However, this isn't a plea for sympathy or even to say that my woes and the woes of other working artists are harsher or more unfair than the problems anyone else face. I'm not helpless and I'm not content to sit and mope and dwell on my issues and expect them to go away. People dream of being studio artists and writers and musicians, but the hard truth is that those careers are not vital to the propagation of mankind, and thus they have taken a rightful, slightly lower place in society. It's not easy to be an artist at any period of economic health, and I've known this for a very long time. I never once had the delusion that I would be making a fat salary out of college because nobody gets an art degree with expectations of banking. Because I have the power to continue to make myself a viable and competitive candidate for the jobs I apply for, I've taken to doing my own freelance work in the meantime.


The sad fact is, the common artist needs a day job to support their dream because a full-time job comes with difficulty and a freelance job isn't enough -- though it is a necessary evil for some. In my experience, it's often hard, pays shit, and isn't much respected in the career world unless you've seriously created a business of your endeavors. I've fallen somewhere between the intermediate and the professional, too small to consider myself a business, too busy and too talented and probably too prideful to consider myself amateur. However unideal the work, there is value in doing it anyway: I have truly enjoyed picking up some of the practical knowledge of pricing art, interpreting a client's vision and bringing it to life, and how to deal with the less-than-desirable folk who don't consider art as anything more viable than an amusing hobby.

The greatest advice I could offer to anyone who hasn't quite "made it" is not to let yourself stagnate. Whatever your material, whatever your medium, keep your mind sharp, study those who have been successful, and keep building your arsenal of new tricks. I force myself to treat art like a full-time job even if technically it's not in order to keep developing, to keep progressing, to keep learning a new skill or technique every single day. What comes of this is beneficial to me in more than just the sense that I become more skilled at my work, but if asked about the small gap in my employment history, what better way to fill it than by using my free time to show self-discipline, dedication, and a desire to improve and become more competitive.

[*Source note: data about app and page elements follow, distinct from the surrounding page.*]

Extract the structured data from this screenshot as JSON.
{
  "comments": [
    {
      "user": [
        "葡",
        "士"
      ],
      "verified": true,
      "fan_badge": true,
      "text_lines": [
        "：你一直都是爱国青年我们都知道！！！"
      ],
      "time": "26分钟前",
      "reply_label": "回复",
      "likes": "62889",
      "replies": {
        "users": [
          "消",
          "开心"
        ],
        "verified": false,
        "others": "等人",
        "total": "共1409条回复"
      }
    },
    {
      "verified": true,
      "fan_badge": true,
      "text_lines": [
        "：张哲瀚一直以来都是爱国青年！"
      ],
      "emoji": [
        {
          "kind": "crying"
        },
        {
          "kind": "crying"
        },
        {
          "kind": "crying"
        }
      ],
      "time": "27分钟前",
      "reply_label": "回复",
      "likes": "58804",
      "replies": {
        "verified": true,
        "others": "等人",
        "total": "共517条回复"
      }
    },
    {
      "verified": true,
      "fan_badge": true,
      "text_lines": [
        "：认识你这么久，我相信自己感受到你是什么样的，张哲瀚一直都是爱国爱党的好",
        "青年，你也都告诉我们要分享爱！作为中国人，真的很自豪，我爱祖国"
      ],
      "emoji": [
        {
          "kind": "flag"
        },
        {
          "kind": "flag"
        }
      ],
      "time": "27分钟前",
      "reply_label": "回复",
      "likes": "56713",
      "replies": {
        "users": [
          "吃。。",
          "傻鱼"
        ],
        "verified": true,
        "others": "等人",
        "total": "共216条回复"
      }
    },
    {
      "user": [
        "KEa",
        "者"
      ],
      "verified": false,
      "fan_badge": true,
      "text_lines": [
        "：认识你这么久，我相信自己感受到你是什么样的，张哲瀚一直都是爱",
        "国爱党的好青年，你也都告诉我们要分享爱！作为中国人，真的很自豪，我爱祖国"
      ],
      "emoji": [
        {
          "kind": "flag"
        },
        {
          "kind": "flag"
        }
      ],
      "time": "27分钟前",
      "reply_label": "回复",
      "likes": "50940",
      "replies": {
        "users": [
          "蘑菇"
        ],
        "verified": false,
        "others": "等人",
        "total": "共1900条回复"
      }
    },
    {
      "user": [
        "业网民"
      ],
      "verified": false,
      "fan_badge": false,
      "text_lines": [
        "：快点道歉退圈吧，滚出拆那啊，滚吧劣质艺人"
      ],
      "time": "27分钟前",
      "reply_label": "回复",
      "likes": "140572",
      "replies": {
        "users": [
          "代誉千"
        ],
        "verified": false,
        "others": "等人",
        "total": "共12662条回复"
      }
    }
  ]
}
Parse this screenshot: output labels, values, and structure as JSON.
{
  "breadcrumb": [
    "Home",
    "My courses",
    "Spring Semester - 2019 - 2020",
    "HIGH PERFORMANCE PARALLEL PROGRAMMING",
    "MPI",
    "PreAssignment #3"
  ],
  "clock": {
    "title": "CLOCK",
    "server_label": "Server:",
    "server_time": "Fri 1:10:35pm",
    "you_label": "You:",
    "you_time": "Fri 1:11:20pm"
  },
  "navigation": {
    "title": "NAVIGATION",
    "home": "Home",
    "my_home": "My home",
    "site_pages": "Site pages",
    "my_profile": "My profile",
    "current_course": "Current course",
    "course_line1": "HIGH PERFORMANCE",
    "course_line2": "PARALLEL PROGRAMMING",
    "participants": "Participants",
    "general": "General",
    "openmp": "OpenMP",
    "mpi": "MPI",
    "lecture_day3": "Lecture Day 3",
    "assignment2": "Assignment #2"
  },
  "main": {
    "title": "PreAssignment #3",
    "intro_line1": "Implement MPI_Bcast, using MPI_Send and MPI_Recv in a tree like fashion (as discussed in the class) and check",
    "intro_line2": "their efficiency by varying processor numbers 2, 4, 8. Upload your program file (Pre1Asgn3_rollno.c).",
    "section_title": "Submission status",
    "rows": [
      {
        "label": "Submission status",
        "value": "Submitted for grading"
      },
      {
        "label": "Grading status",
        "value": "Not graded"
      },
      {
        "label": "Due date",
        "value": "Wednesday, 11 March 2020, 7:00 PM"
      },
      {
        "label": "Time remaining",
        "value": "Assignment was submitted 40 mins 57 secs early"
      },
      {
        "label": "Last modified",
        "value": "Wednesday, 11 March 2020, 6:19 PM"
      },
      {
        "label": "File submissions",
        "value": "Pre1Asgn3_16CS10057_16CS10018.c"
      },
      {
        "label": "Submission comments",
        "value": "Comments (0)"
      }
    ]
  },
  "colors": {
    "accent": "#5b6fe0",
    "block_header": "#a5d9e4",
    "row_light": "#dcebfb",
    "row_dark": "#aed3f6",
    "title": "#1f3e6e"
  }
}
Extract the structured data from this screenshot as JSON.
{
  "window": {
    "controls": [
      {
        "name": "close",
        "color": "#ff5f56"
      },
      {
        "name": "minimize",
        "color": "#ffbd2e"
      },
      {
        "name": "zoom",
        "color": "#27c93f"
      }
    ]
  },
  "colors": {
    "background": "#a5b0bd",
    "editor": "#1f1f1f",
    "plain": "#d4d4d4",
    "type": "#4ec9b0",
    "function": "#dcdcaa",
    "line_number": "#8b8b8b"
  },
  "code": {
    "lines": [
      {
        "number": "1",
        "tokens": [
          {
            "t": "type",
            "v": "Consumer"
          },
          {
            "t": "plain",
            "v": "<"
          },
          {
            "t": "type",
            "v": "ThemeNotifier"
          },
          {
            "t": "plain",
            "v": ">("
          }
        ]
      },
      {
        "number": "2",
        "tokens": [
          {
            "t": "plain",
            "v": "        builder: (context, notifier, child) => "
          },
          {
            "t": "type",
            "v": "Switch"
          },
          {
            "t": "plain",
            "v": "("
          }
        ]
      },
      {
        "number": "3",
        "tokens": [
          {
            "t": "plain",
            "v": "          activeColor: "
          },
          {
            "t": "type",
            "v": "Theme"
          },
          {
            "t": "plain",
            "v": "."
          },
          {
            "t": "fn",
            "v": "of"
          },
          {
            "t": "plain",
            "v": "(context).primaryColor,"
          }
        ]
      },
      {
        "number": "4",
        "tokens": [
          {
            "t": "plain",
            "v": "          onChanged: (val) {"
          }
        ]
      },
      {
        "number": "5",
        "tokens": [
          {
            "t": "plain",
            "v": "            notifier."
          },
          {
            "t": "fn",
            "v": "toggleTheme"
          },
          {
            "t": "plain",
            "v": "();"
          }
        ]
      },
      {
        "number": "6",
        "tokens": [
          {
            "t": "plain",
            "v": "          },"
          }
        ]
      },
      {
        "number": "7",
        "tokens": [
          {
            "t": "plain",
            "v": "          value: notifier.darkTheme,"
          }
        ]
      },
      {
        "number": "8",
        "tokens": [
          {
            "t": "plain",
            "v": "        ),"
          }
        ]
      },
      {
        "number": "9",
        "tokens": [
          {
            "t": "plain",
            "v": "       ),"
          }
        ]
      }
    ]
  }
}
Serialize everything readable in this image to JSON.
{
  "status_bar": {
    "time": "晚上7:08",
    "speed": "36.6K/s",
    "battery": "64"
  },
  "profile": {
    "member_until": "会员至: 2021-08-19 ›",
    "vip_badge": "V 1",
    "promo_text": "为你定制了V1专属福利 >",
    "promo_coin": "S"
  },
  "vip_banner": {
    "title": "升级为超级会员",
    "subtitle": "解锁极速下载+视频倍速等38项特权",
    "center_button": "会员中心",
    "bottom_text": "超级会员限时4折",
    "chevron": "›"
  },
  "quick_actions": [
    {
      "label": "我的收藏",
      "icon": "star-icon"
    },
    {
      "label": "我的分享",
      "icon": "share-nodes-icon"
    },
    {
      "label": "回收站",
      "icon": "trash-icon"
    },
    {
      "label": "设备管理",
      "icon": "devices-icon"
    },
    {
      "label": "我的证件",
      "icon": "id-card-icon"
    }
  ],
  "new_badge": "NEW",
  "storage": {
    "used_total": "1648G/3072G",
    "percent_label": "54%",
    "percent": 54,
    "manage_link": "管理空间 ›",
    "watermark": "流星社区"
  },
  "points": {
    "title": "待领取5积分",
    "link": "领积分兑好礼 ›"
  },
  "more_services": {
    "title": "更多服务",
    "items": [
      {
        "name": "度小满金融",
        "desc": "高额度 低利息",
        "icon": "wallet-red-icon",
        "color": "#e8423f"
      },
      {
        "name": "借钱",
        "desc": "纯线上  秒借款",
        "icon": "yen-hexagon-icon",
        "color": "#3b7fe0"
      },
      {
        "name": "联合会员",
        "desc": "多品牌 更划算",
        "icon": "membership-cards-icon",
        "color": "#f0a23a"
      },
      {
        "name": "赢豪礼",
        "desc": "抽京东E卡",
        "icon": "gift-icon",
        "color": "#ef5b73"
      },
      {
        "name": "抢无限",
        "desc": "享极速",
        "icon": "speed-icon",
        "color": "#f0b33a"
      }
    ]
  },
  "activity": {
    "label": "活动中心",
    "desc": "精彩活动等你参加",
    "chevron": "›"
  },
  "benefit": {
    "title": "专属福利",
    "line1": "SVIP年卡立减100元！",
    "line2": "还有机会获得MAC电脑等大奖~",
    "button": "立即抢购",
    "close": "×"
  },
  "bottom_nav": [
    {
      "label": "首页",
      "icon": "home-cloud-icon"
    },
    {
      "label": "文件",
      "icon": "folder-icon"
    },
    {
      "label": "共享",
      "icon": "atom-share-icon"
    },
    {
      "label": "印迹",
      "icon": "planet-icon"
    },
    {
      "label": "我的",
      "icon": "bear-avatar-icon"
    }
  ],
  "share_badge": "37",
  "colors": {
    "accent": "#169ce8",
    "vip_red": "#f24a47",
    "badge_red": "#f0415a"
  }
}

It's difficult to find optimism when it seems like you're being passed up. Seeing rejection after rejection can make a person in any metier feel like they should quit all together and find a new, more realistic and obtainable path, but the more I think about it, the more that I know that this is the story of producing art in general, just the way it's always been. This isn't my unique story as an artist. I struggle to stay impersonal, to take each rejection as fuel to better myself, but it's often said that the artist is his own worst critic, and I find that especially true for myself, but any artistically-inclined person knows very well the self-rejection that almost inevitably occurs when they hit that wall of development even before it becomes an issue of finding a job, when art really is still a fun hobby. There will almost always come a time when everything they produce is terrible, when it seems like every other artist is better and more talented, when your skills don't seem sufficient. The beauty is that that moment is when artists are inevitably made. That is the point of divergence. That is the make-or-break.  I don't often like to use quotes, but I think it's all too true: "Artists don't get down to work until the pain of working is exceeded by the pain of not working." And for me, the pain of not making art would be crippling. And so with that in mind, I'll keep going.